1. Through Fundamental Analysis
2. Through Technical Analysis
3. Through a Combination of fundamental and technical analysis
People trash technical analysis, “it’s all mumbo jumbo”. Technical analysis is more or less mathematical measurement of market movement. It’s a general understanding that history always repeats itself. This is not just in financial market, but also how human behavior pattern stays the same towards similar events regardless of advance of technology /science.
While which method a trader chooses is ultimately up to them and their trading personality, it is my opinion that a trader who at least has an understanding of both technical and fundamental analysis is in a better overall position to trade profitably, than someone who focuses on only one school of thought.
To help understand this lets say that I am a trader who studies technical analysis and believes that at least in the short term, which is the time frame that I trade on, that technicals are all that matter. Next lets say that I am looking at a chart of the EUR/USD at 8:20 AM on the first Friday of the month, and my technicals are telling me that the trade is a good buy.
If I focused purely on technical analysis then I would probably enter that position not knowing that at 8:30 AM I may be in for a surprise that I was not expecting. As those of you who have been through module 8 of my basics of trading course know, at 8:30 AM on the first Friday of the month Non Farm Payrolls (NFP’s) are released, which historically has been one of the most market moving fundamental releases in the forex market.
While I am not saying that a trader who trades on technicals should not take a trade that looks good to them from a technical standpoint because of weak fundamentals, what I think this shows is that technical traders who at least have an understanding of fundamentals have the ability to decide whether or not they should factor in a specific piece of fundamental information or no. In my opinion this gives them a big leg up on technical traders who dismiss fundamentals altogether.

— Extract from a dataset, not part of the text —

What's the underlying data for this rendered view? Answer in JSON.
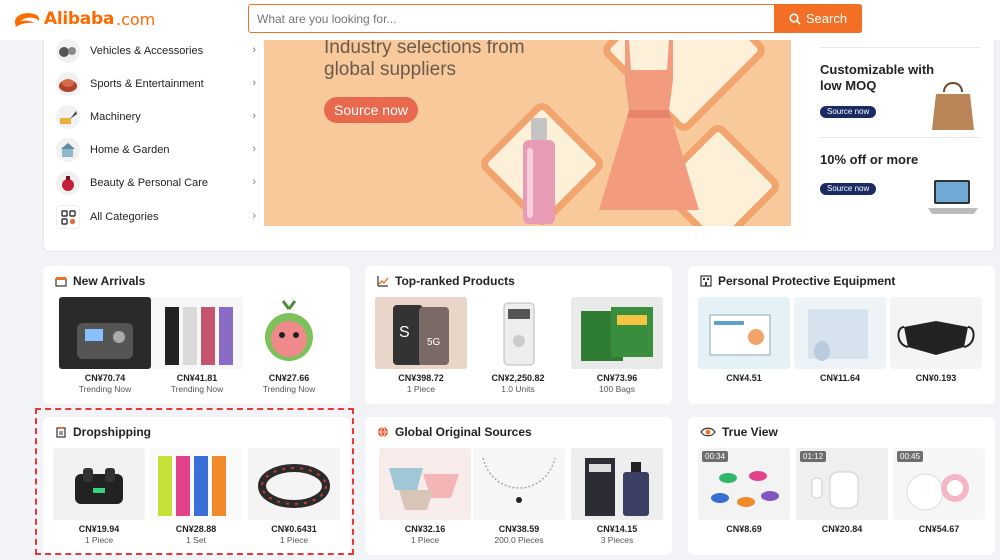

Now lets say that I am a trader who trades a carry trade strategy which trades based off of a model I built to forecast interest rates based on fundamental news releases. Next lets say that my model generates a buy signal at 1.4700 which I have included on the chart on your screen. Would my trading not be better served if I at least knew that there was a major head and shoulders top in place, so technically the market is very weak here?
As with our technical analysis example what I am not saying is that a trader who trades on fundamentals should not take a trade that they feel is good from a fundamental standpoint when the market is weak from a technical standpoint. What I am saying however is that fundamental traders who at least have a basic understanding of technical analysis have the ability to decide this for themselves. In my opinion this gives them a big leg up on fundamental traders who dismiss technicals altogether.
As you have probably realized if you have been following my courses, they are designed to give traders a knowledge of both fundamental and technical analysis because I believe a knowledge of both puts traders in the best position to learn to trade profitably. I also believe that you can’t really make a decision if you are going to trade based mainly off of technicals, fundamentals, or a combination of the two unless you have a sound understanding of the basics of both fundamental and technical analysis.